To do
Write out every record below exactly as it stands, leaving the pictures out.

Information provided
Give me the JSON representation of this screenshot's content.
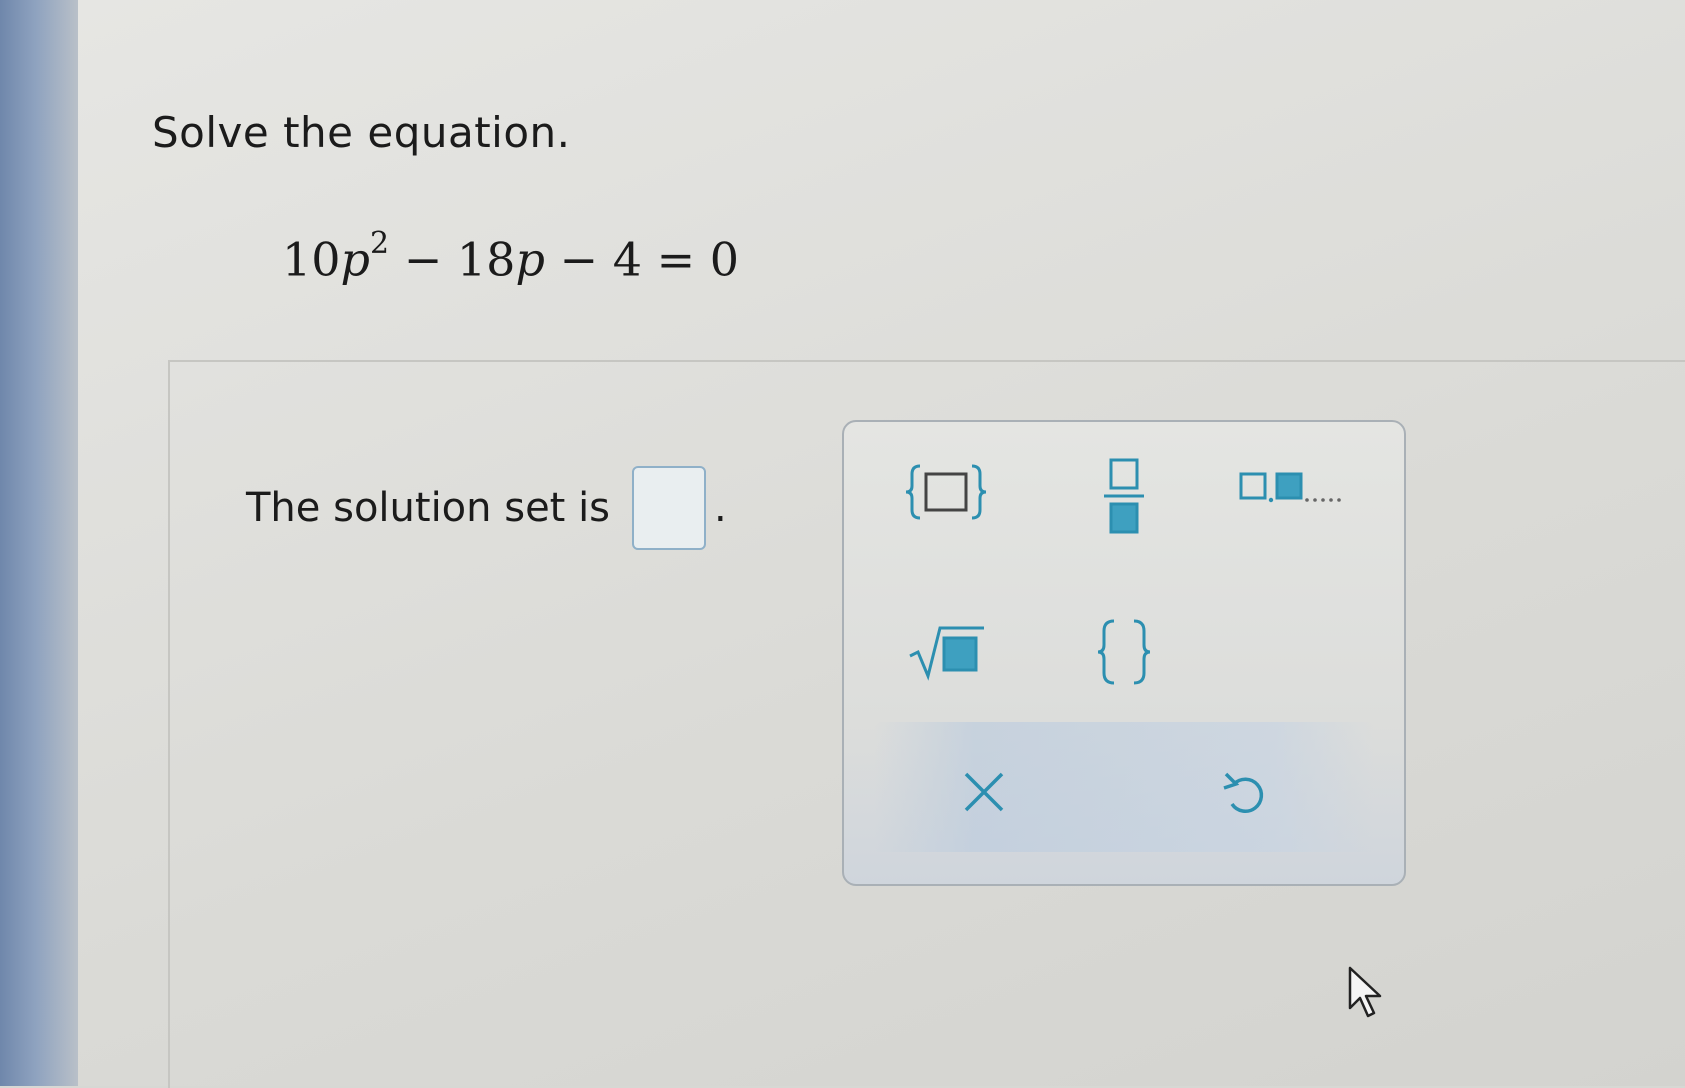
{
  "question": {
    "title": "Solve the equation.",
    "equation": {
      "coef1": "10",
      "var1": "p",
      "exp": "2",
      "op1": "−",
      "coef2": "18",
      "var2": "p",
      "op2": "−",
      "const": "4",
      "eq": "=",
      "rhs": "0"
    }
  },
  "answer": {
    "prompt": "The solution set is",
    "period": ".",
    "input_value": ""
  },
  "palette": {
    "buttons": [
      {
        "name": "set-braces-box",
        "icon": "set-braces-box-icon"
      },
      {
        "name": "fraction",
        "icon": "fraction-icon"
      },
      {
        "name": "list-boxes",
        "icon": "list-boxes-icon"
      },
      {
        "name": "square-root",
        "icon": "square-root-icon"
      },
      {
        "name": "empty-set",
        "icon": "empty-braces-icon"
      },
      {
        "name": "clear",
        "icon": "close-icon"
      },
      {
        "name": "undo",
        "icon": "undo-icon"
      }
    ],
    "accent": "#2c8fb0"
  },
  "colors": {
    "icon_color": "#2c8fb0",
    "box_border": "#8fb0c8"
  }
}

Your response
Give me the JSON representation of this screenshot's content.
{
  "question": {
    "title": "Solve the equation.",
    "equation": {
      "coef1": "10",
      "var1": "p",
      "exp": "2",
      "op1": "−",
      "coef2": "18",
      "var2": "p",
      "op2": "−",
      "const": "4",
      "eq": "=",
      "rhs": "0"
    }
  },
  "answer": {
    "prompt": "The solution set is",
    "period": ".",
    "input_value": ""
  },
  "palette": {
    "buttons": [
      {
        "name": "set-braces-box",
        "icon": "set-braces-box-icon"
      },
      {
        "name": "fraction",
        "icon": "fraction-icon"
      },
      {
        "name": "list-boxes",
        "icon": "list-boxes-icon"
      },
      {
        "name": "square-root",
        "icon": "square-root-icon"
      },
      {
        "name": "empty-set",
        "icon": "empty-braces-icon"
      },
      {
        "name": "clear",
        "icon": "close-icon"
      },
      {
        "name": "undo",
        "icon": "undo-icon"
      }
    ],
    "accent": "#2c8fb0"
  },
  "colors": {
    "icon_color": "#2c8fb0",
    "box_border": "#8fb0c8"
  }
}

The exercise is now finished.